>>>>>
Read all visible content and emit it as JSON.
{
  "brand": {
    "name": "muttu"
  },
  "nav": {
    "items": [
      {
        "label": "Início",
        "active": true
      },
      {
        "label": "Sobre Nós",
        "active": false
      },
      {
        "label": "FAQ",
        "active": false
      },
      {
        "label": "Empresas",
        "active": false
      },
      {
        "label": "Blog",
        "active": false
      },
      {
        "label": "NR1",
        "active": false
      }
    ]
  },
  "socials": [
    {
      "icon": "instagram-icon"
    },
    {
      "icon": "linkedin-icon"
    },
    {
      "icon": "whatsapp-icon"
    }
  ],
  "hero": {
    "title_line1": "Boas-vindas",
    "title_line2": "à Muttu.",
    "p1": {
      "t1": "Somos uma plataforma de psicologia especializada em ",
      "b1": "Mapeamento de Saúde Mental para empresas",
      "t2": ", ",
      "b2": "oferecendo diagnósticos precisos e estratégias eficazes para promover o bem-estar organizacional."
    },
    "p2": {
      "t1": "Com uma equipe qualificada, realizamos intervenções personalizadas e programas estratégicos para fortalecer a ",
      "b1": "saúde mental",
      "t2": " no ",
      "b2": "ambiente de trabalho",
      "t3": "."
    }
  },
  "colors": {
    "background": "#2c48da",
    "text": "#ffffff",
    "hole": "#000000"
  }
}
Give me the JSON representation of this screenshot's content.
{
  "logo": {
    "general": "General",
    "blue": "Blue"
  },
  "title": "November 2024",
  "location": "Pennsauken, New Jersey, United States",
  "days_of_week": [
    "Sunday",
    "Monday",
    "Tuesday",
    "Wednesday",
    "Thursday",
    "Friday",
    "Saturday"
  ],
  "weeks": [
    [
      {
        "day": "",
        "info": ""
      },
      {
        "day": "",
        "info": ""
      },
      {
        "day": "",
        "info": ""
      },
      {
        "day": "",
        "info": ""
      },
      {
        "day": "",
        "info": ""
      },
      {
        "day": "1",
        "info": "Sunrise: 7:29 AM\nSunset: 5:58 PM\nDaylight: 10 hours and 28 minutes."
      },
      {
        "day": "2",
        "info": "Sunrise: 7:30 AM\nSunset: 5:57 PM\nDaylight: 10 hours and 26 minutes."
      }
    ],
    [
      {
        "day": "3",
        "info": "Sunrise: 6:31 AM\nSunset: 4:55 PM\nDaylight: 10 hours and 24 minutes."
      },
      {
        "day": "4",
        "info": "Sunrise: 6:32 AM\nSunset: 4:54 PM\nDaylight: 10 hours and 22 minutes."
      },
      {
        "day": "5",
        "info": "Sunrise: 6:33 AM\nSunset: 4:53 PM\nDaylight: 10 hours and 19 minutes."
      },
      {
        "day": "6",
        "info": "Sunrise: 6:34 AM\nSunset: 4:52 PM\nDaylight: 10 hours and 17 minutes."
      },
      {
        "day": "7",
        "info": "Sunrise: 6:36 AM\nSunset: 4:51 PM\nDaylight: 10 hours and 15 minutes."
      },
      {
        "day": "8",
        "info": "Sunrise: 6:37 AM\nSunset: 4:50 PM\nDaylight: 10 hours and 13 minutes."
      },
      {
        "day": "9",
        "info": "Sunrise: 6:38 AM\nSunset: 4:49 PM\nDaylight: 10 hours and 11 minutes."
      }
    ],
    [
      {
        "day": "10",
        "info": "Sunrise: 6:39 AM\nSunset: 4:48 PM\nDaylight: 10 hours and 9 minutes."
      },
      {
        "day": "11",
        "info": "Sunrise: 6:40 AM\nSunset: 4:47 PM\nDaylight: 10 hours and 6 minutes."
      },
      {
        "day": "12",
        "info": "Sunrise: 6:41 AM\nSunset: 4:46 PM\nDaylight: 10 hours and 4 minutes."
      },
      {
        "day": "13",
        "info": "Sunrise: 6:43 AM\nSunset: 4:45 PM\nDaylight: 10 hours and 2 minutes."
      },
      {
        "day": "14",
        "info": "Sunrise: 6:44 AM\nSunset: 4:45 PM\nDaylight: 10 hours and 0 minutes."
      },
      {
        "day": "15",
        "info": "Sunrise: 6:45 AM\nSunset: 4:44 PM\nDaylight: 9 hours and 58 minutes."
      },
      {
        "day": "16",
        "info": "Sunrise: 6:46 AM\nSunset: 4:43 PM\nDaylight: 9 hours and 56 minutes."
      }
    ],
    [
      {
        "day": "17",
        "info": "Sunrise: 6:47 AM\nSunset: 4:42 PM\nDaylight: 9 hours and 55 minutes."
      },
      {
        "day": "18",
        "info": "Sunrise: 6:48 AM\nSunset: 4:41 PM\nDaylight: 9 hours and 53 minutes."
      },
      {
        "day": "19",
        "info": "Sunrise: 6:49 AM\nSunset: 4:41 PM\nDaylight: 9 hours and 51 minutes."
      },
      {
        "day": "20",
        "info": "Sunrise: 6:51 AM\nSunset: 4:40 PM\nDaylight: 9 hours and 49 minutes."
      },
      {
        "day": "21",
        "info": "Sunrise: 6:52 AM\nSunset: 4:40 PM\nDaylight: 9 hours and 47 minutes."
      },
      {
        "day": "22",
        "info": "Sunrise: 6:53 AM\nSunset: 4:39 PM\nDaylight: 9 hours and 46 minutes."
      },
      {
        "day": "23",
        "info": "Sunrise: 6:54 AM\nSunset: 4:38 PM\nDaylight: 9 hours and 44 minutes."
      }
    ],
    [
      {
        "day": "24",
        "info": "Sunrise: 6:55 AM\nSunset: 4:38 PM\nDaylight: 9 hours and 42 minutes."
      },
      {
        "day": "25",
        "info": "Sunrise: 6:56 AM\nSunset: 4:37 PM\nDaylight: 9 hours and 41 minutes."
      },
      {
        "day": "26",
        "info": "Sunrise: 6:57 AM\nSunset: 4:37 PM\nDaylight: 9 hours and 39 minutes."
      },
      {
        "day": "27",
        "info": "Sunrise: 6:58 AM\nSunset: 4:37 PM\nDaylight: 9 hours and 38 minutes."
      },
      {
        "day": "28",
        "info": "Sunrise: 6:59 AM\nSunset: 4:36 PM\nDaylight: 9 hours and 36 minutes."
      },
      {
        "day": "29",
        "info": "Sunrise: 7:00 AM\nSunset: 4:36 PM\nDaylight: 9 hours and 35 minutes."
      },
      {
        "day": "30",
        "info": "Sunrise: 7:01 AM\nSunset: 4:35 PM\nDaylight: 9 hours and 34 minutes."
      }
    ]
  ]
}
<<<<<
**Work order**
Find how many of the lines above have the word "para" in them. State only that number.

**Written answer**
3